Aim of the exercise ▸
Your response should consist of every line below, reproduced without alteration.
** Input data follows **
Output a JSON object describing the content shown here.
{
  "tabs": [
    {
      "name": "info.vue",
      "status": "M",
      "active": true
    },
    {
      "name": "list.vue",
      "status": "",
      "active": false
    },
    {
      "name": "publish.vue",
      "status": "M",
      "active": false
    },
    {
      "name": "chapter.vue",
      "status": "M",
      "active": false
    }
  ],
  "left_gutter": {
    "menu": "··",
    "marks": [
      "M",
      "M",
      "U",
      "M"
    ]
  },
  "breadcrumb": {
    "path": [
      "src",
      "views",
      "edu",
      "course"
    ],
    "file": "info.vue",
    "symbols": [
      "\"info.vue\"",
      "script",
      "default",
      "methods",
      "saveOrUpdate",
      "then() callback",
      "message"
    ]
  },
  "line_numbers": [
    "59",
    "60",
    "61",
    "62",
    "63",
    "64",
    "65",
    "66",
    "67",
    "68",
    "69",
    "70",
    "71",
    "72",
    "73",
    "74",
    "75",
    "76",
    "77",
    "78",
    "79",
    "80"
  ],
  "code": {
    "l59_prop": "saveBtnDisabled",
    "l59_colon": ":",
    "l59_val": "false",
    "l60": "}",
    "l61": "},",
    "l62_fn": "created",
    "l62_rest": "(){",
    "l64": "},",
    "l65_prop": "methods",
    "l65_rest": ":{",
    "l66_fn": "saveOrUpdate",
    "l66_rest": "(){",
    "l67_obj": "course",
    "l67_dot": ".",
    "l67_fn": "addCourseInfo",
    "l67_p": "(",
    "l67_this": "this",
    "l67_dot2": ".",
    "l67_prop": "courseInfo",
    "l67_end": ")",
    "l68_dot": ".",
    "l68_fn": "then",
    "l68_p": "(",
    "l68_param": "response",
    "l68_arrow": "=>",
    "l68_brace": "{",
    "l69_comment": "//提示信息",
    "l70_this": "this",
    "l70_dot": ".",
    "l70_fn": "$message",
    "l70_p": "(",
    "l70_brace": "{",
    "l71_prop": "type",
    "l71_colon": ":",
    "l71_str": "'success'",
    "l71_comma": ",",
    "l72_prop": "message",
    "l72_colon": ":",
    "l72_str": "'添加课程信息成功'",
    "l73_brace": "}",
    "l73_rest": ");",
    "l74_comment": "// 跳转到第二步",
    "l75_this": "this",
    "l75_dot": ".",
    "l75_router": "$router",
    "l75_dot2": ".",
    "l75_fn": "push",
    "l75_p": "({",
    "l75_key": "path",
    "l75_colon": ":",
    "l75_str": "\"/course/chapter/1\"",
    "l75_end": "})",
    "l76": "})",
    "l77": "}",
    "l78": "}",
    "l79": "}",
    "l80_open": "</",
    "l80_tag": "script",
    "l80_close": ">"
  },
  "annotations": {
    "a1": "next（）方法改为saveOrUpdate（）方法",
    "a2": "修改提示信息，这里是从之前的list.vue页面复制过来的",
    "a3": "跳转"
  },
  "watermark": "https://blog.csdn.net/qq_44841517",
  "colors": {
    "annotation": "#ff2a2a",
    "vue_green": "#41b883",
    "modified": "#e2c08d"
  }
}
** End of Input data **
Task result ▸
Output a JSON object describing the content shown here.
{
  "tabs": [
    {
      "name": "info.vue",
      "status": "M",
      "active": true
    },
    {
      "name": "list.vue",
      "status": "",
      "active": false
    },
    {
      "name": "publish.vue",
      "status": "M",
      "active": false
    },
    {
      "name": "chapter.vue",
      "status": "M",
      "active": false
    }
  ],
  "left_gutter": {
    "menu": "··",
    "marks": [
      "M",
      "M",
      "U",
      "M"
    ]
  },
  "breadcrumb": {
    "path": [
      "src",
      "views",
      "edu",
      "course"
    ],
    "file": "info.vue",
    "symbols": [
      "\"info.vue\"",
      "script",
      "default",
      "methods",
      "saveOrUpdate",
      "then() callback",
      "message"
    ]
  },
  "line_numbers": [
    "59",
    "60",
    "61",
    "62",
    "63",
    "64",
    "65",
    "66",
    "67",
    "68",
    "69",
    "70",
    "71",
    "72",
    "73",
    "74",
    "75",
    "76",
    "77",
    "78",
    "79",
    "80"
  ],
  "code": {
    "l59_prop": "saveBtnDisabled",
    "l59_colon": ":",
    "l59_val": "false",
    "l60": "}",
    "l61": "},",
    "l62_fn": "created",
    "l62_rest": "(){",
    "l64": "},",
    "l65_prop": "methods",
    "l65_rest": ":{",
    "l66_fn": "saveOrUpdate",
    "l66_rest": "(){",
    "l67_obj": "course",
    "l67_dot": ".",
    "l67_fn": "addCourseInfo",
    "l67_p": "(",
    "l67_this": "this",
    "l67_dot2": ".",
    "l67_prop": "courseInfo",
    "l67_end": ")",
    "l68_dot": ".",
    "l68_fn": "then",
    "l68_p": "(",
    "l68_param": "response",
    "l68_arrow": "=>",
    "l68_brace": "{",
    "l69_comment": "//提示信息",
    "l70_this": "this",
    "l70_dot": ".",
    "l70_fn": "$message",
    "l70_p": "(",
    "l70_brace": "{",
    "l71_prop": "type",
    "l71_colon": ":",
    "l71_str": "'success'",
    "l71_comma": ",",
    "l72_prop": "message",
    "l72_colon": ":",
    "l72_str": "'添加课程信息成功'",
    "l73_brace": "}",
    "l73_rest": ");",
    "l74_comment": "// 跳转到第二步",
    "l75_this": "this",
    "l75_dot": ".",
    "l75_router": "$router",
    "l75_dot2": ".",
    "l75_fn": "push",
    "l75_p": "({",
    "l75_key": "path",
    "l75_colon": ":",
    "l75_str": "\"/course/chapter/1\"",
    "l75_end": "})",
    "l76": "})",
    "l77": "}",
    "l78": "}",
    "l79": "}",
    "l80_open": "</",
    "l80_tag": "script",
    "l80_close": ">"
  },
  "annotations": {
    "a1": "next（）方法改为saveOrUpdate（）方法",
    "a2": "修改提示信息，这里是从之前的list.vue页面复制过来的",
    "a3": "跳转"
  },
  "watermark": "https://blog.csdn.net/qq_44841517",
  "colors": {
    "annotation": "#ff2a2a",
    "vue_green": "#41b883",
    "modified": "#e2c08d"
  }
}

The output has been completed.